# Exercise:
Every line below that holds "Flows" must be copied.

# Source records:
..........
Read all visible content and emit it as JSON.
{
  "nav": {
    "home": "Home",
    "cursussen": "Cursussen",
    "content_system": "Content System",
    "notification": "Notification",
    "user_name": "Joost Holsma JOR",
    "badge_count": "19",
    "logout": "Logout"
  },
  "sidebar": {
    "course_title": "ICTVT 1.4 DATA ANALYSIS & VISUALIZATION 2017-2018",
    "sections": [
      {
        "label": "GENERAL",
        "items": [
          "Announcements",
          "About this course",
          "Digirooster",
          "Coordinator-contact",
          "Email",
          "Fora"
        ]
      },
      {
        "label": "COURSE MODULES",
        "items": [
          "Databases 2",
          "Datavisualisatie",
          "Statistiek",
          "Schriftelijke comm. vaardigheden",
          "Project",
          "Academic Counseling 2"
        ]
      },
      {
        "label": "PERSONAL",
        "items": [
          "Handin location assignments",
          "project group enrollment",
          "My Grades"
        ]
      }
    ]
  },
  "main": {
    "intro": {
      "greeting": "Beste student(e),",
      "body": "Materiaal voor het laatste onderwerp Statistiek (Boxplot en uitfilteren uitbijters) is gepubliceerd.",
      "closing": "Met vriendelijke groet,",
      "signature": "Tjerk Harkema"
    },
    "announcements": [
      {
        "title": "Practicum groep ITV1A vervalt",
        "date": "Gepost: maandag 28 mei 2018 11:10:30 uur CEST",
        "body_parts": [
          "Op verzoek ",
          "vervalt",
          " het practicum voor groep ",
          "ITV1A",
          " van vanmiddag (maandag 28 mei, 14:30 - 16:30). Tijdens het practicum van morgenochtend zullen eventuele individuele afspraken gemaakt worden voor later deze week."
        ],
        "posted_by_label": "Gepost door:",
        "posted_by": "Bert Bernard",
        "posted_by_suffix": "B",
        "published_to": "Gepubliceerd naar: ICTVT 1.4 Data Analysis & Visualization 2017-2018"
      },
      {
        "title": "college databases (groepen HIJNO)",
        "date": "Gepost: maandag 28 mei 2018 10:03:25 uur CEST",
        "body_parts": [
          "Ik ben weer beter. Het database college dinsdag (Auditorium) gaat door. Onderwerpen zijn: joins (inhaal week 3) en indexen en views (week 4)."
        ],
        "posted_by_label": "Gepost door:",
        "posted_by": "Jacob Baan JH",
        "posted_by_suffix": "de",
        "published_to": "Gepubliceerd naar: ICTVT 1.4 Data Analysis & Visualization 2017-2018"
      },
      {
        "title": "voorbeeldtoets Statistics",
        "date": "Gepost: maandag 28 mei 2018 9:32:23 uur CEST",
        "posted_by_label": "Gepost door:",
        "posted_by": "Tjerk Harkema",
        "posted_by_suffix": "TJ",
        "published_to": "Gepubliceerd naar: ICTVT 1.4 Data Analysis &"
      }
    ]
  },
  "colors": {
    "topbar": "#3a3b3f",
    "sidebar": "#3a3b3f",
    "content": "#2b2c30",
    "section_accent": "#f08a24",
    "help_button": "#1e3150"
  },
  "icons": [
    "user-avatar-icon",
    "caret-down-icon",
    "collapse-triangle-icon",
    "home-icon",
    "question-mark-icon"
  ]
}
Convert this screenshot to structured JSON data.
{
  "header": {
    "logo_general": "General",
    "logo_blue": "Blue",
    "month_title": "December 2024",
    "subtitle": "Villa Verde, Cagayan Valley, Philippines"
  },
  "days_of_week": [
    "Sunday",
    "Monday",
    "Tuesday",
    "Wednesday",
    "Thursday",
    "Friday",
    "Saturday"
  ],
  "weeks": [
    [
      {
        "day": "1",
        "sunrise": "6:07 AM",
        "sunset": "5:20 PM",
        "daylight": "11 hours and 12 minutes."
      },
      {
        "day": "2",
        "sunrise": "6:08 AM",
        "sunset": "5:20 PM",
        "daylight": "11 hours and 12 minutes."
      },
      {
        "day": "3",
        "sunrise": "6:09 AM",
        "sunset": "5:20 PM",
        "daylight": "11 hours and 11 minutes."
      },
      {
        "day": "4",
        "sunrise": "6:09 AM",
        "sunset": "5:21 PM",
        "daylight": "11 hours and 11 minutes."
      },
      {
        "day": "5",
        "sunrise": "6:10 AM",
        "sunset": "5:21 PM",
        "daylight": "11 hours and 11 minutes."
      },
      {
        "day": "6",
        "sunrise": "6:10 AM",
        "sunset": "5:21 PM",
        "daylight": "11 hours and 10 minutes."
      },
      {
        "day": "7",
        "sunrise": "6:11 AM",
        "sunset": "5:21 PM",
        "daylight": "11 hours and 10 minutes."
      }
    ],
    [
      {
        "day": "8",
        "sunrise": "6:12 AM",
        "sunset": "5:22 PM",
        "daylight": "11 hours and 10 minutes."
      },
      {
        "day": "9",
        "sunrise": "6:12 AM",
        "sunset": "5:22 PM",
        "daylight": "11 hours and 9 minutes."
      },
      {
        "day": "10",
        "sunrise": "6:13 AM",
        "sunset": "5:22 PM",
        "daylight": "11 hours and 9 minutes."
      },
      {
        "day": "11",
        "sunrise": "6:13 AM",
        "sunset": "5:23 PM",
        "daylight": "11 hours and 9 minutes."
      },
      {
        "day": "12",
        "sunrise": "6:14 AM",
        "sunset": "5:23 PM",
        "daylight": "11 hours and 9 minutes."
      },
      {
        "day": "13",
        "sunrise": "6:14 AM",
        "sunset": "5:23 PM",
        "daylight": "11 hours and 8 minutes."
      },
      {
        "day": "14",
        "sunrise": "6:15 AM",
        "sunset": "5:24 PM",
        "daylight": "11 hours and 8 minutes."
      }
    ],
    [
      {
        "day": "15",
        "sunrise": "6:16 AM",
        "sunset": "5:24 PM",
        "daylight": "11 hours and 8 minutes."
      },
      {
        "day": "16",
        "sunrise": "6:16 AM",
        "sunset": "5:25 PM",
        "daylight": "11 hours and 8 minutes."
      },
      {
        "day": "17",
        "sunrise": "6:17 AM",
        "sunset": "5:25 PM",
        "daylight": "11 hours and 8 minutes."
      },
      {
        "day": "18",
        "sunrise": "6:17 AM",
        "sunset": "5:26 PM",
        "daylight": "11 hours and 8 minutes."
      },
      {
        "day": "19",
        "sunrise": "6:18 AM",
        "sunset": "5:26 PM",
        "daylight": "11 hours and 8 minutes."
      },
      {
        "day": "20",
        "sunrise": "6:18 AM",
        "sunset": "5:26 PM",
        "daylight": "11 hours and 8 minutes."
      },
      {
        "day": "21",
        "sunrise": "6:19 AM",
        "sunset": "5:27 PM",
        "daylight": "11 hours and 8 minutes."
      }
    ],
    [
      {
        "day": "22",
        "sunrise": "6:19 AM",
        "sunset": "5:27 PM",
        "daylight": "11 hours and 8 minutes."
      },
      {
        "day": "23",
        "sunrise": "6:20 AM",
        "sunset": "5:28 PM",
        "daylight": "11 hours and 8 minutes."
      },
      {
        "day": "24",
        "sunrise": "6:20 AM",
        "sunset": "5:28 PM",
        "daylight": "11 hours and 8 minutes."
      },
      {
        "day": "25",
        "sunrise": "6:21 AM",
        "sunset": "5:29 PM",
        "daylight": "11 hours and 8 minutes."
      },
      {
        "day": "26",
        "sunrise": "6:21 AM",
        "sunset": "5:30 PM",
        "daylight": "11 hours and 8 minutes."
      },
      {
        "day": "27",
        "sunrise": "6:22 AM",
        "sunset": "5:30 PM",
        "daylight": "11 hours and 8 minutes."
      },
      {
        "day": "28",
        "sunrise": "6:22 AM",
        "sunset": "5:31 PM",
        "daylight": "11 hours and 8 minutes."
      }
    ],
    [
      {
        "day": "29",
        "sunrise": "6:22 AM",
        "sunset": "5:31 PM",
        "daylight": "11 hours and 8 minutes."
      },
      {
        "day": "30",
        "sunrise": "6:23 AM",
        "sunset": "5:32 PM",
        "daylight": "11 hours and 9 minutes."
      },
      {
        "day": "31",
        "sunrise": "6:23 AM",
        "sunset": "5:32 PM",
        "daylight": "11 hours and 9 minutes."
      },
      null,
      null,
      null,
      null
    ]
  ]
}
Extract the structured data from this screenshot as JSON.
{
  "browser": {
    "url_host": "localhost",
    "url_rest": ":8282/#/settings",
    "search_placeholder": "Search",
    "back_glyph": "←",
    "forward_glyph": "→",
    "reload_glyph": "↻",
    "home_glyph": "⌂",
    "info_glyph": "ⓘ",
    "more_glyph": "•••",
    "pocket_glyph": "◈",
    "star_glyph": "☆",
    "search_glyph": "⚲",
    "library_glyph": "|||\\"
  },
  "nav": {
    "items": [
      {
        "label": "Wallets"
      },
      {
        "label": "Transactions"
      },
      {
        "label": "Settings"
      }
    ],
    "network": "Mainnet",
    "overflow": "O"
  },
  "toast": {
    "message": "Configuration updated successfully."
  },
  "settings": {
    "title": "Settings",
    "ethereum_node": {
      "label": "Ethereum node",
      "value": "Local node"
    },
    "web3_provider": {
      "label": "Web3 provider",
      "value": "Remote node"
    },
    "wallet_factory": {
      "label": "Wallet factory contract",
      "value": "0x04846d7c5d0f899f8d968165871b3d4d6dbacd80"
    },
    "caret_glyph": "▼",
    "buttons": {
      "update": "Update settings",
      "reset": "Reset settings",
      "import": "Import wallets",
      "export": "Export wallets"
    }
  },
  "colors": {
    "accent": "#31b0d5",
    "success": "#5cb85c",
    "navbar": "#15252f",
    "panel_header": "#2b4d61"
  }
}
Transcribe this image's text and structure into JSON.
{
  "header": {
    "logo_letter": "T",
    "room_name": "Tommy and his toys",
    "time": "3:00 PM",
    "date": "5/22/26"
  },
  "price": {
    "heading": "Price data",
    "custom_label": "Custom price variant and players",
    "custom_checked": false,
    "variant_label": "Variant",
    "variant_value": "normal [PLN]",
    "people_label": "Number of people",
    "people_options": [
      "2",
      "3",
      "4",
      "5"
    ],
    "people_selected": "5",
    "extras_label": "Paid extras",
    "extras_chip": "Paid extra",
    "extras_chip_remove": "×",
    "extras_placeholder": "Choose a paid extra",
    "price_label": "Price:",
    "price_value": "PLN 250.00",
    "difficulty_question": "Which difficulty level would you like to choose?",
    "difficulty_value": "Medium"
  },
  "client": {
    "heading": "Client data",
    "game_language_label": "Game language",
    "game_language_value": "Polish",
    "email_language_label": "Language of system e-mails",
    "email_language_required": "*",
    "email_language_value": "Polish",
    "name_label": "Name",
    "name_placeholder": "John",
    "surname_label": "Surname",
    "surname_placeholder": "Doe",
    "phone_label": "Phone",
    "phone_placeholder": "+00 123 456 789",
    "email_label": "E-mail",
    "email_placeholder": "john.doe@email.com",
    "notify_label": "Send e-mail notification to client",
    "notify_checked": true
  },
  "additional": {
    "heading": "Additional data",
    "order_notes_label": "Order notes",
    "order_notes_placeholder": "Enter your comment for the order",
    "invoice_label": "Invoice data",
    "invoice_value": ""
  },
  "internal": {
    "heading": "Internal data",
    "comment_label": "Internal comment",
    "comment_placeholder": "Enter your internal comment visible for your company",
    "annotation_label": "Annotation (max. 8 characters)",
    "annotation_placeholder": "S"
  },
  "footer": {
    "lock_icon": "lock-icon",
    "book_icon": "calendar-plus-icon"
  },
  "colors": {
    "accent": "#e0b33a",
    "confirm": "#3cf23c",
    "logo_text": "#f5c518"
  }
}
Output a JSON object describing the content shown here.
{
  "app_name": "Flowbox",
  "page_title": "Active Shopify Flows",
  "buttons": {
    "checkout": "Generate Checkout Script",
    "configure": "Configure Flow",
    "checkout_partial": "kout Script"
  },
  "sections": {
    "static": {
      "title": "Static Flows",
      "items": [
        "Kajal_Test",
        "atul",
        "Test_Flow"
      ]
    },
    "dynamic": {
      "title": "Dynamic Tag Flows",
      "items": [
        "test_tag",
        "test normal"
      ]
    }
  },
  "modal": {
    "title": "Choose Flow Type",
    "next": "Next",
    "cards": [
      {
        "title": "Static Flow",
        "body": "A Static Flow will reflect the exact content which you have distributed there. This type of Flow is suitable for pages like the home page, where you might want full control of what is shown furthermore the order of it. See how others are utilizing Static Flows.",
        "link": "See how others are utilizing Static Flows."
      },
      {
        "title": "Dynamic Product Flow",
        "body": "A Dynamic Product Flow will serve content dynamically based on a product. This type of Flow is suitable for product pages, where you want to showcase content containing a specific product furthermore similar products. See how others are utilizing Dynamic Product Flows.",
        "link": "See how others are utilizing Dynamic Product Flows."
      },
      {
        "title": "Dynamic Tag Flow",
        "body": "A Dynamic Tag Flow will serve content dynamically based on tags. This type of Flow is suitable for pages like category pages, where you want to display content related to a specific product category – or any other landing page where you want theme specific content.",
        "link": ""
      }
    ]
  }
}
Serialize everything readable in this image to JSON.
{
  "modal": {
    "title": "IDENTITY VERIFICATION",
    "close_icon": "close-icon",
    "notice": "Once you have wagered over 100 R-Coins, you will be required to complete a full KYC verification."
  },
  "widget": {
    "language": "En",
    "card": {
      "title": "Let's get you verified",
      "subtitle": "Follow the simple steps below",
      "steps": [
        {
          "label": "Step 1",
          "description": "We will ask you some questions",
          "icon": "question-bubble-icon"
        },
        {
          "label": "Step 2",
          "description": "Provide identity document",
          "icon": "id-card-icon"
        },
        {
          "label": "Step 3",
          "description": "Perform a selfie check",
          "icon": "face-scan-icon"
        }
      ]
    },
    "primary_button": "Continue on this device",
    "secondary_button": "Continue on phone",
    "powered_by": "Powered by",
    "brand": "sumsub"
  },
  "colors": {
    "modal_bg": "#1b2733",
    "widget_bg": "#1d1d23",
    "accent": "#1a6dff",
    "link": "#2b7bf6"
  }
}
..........
# Solution to this problem:
  "page_title": "Active Shopify Flows",
      "title": "Static Flows",
      "title": "Dynamic Tag Flows",
        "body": "A Static Flow will reflect the exact content which you have distributed there. This type of Flow is suitable for pages like the home page, where you might want full control of what is shown furthermore the order of it. See how others are utilizing Static Flows.",
        "link": "See how others are utilizing Static Flows."
        "body": "A Dynamic Product Flow will serve content dynamically based on a product. This type of Flow is suitable for product pages, where you want to showcase content containing a specific product furthermore similar products. See how others are utilizing Dynamic Product Flows.",
        "link": "See how others are utilizing Dynamic Product Flows."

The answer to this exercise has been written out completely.